The general ad group contains searches for the generic brand term, which covers lots of different basics. So if someone searches for things like “Acme,” “Acme promo,” “Acme shipping policy” these will be triggered by the generic ad group. This ad group also has negative keywords for the other ad groups (boys, girls, shoes, and socks) to ensure that searchers are reaching the correct ad group.
For the shoe queries ad group, we will have the ads link to the top level shoe category with sitelinks for size breakdowns like 0-6 months, 6-12 months, and other relevant links to people searching for shoes. And this ad group will serve queries like:
As you can see by those examples, this does not include queries for boys, girls, or socks. We have those as negatives to ensure those queries go to their dedicated ad groups. The socks ad group is structured the same way.
For the boys and girls ad groups, the landing page for the ads are the gender category as that is most relevant to these searches. This is combined with sitelinks for the gender’s shoes based on size as well as gender-based socks. Queries that would be lumped into these ad groups would be:
This more advanced structure can get as broad as necessary based on your traffic and product segmentation.
In general, the basic rules for writing good search ads are applicable for branded search campaigns as well. There is one big difference however. With non-branded searches, you are trying to convince searchers why they should choose your business over your competitors; whereas, with a branded search campaign, they’re already looking specifically for your business.
These search queries are at the very bottom of the funnel, so your copy should focus on information that encourages these people to convert. For someone who is searching for a PPC agency, our reasonable pricing and decade of experience are going to be relevant to getting that click. If they already know about us, they are probably familiar with our reputation and value proposition. So we might want to include something like “Get your free proposal in 24 hours.”
When creating your extensions for branded search campaigns, the same rules apply as for non-branded campaigns. You should leverage as many relevant extensions as you can, including:
While other extensions might also be relevant to your business, those three are relevant to almost every business. Utilizing the full range of ad extensions available is especially beneficial for your branded search queries because the buyer intent is highest.

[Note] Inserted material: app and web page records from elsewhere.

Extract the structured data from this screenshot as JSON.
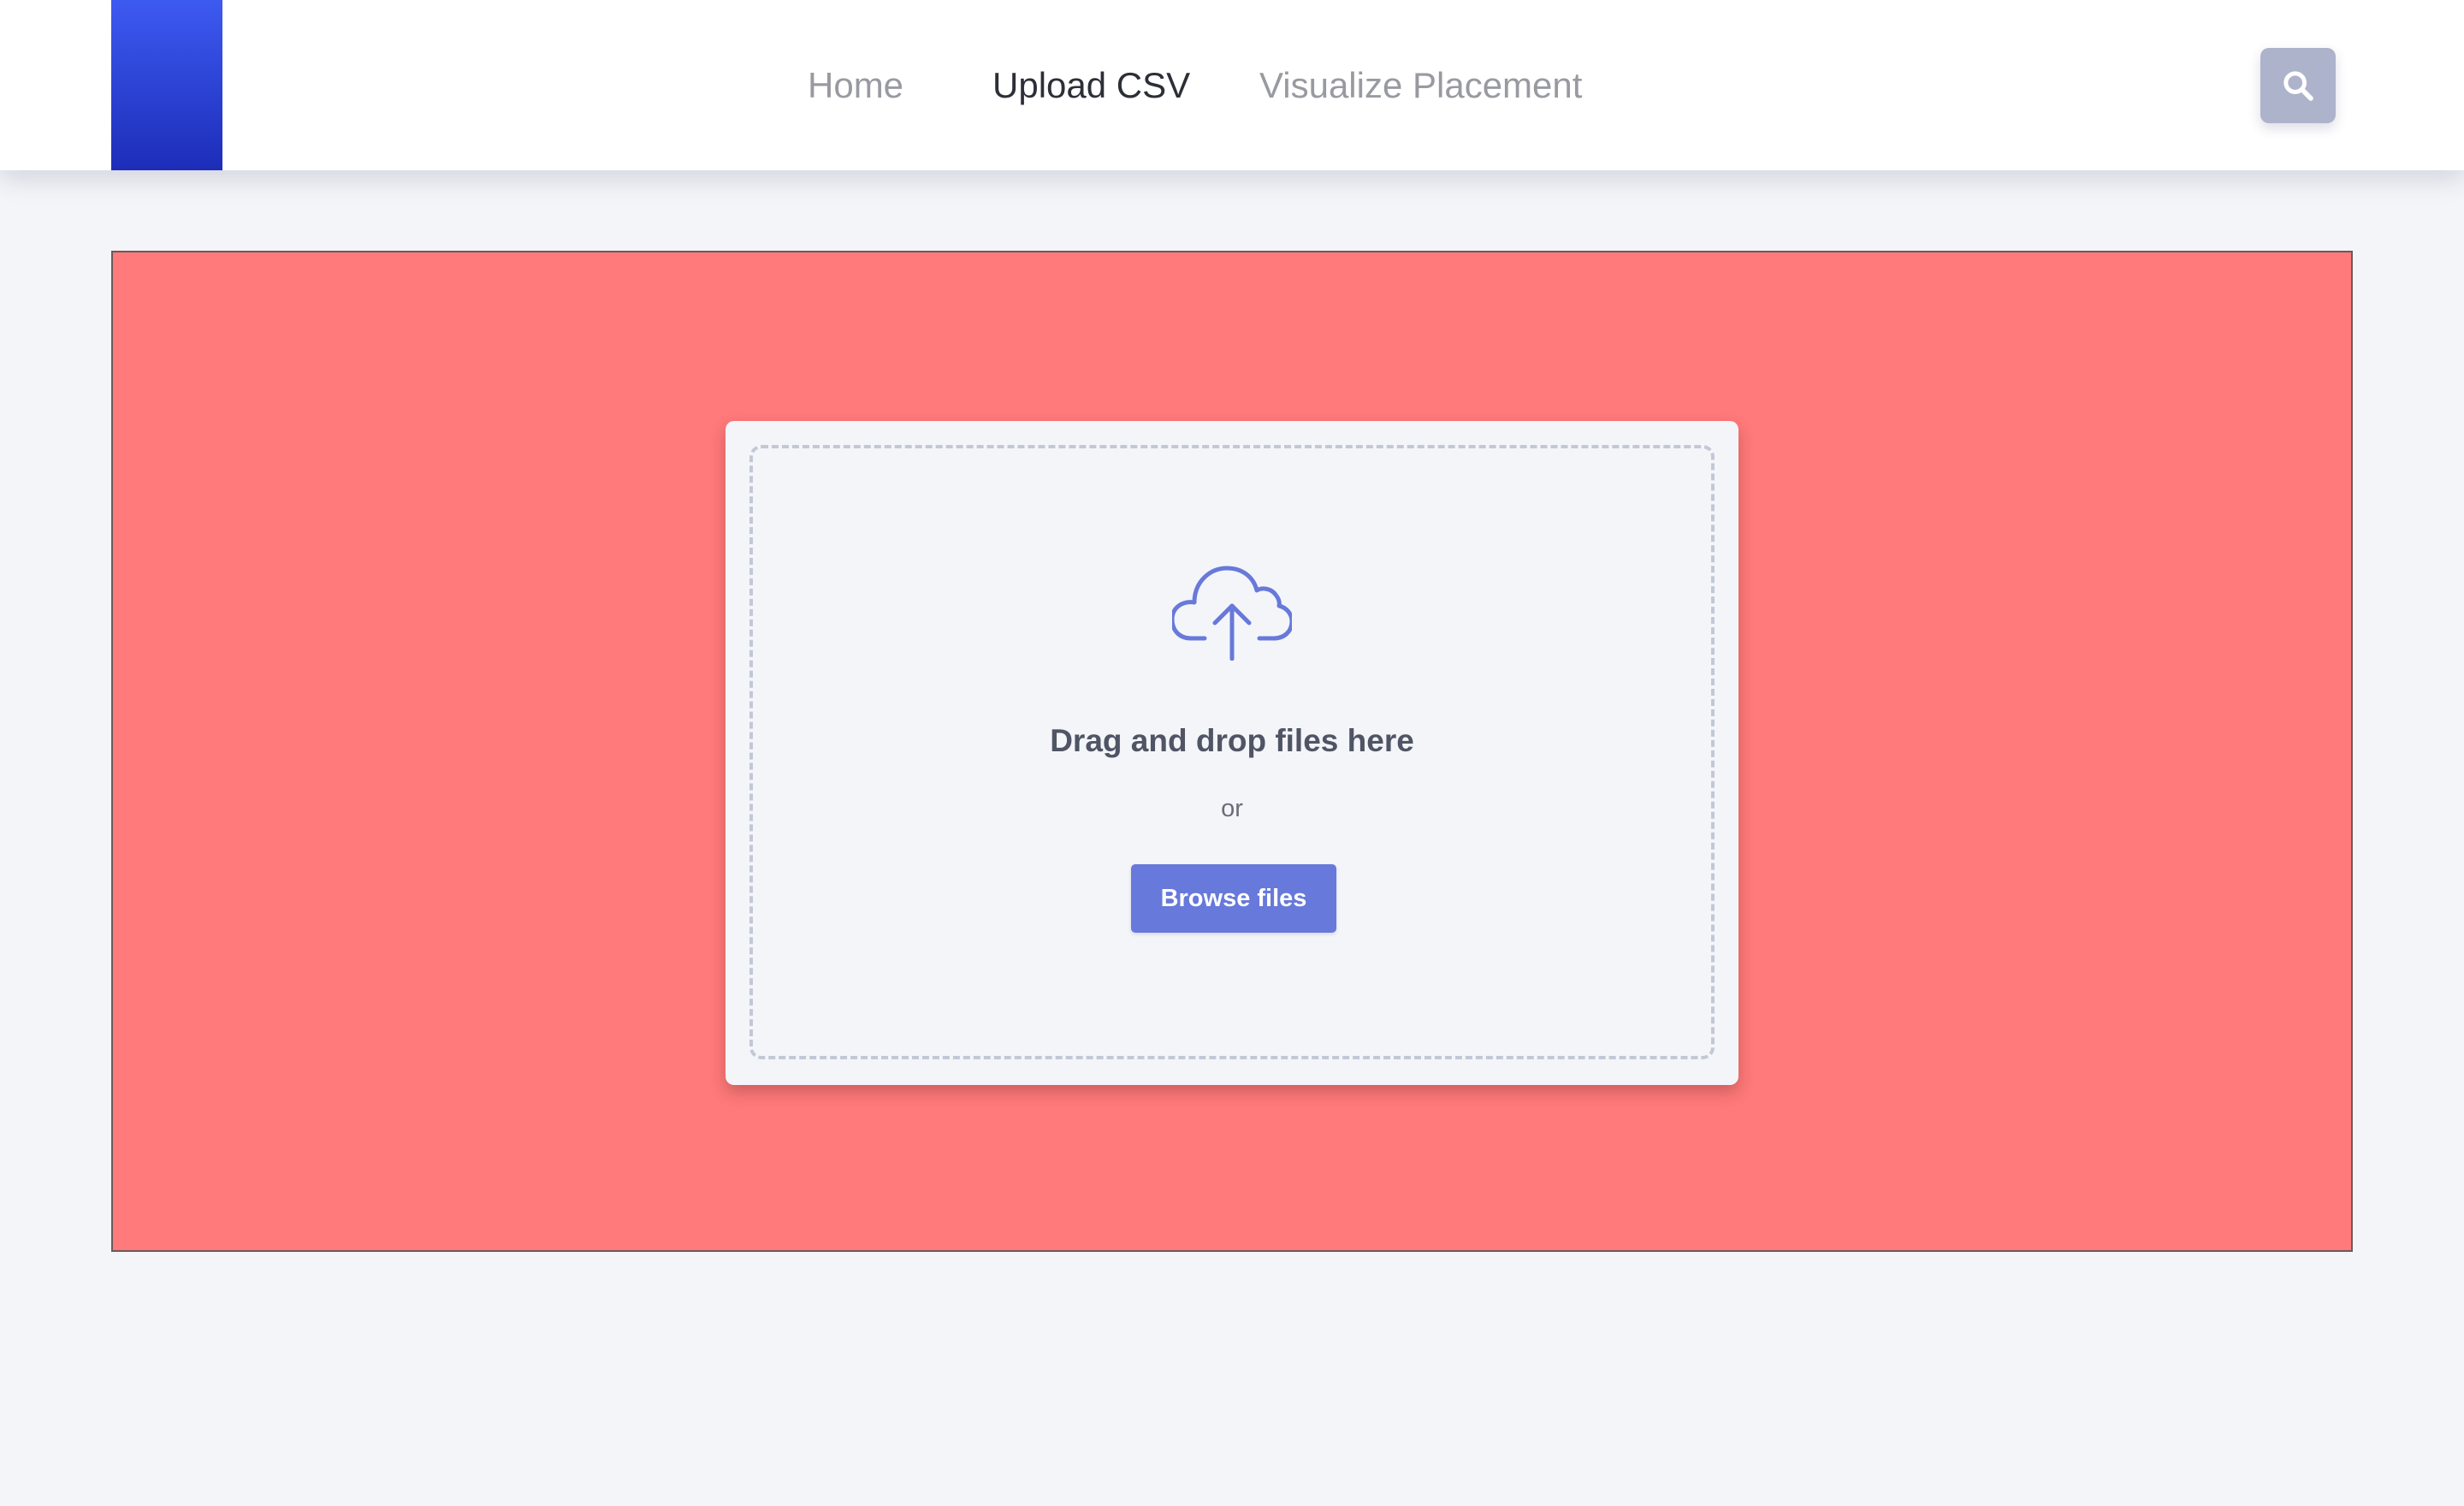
{
  "header": {
    "nav": [
      {
        "label": "Home",
        "active": false
      },
      {
        "label": "Upload CSV",
        "active": true
      },
      {
        "label": "Visualize Placement",
        "active": false
      }
    ],
    "search_icon": "search-icon"
  },
  "upload": {
    "icon": "cloud-upload-icon",
    "title": "Drag and drop files here",
    "separator": "or",
    "browse_label": "Browse files"
  },
  "colors": {
    "logo_top": "#3d5af1",
    "logo_bottom": "#1c2db8",
    "stage_background": "#ff7a7a",
    "page_background": "#f4f5f9",
    "accent": "#6779da",
    "search_button": "#aeb3cc"
  }
}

One of the most important changes that you need to make is to your non-brand campaigns. You must add your brand terms as negative keywords for your non-brand campaigns. This ensures that brand queries are only being served against your branded search campaign.
By pulling your branded queries out of your non-brand campaigns, you will notice a decrease in performance for these campaigns. This is because branded searches are typically the highest ROI searches.
The benefit of this is that you will get a more accurate picture of the ROI of the non-branded search campaigns and can make changes based on this more accurate data.
If you’ve followed the guidance I've shared, you will have a good branded search campaign setup. It leverages the highest ROI search traffic your business will get, it is extremely affordable, and it protects your brand against competitors bidding on your terms.
It's important to monitor your branded search campaigns performance as you do with all other campaigns, though it requires less frequent analysis and modification.
I won’t weigh in on whether it is right for Google and other search engines to allow for competitors to bid on branded terms, but the low cost and the ability to control which pages searchers can reach is reason enough to run a branded search campaign.
If you have any questions, please don’t hesitate to comment below or get in touch with me at firstname.lastname@example.org.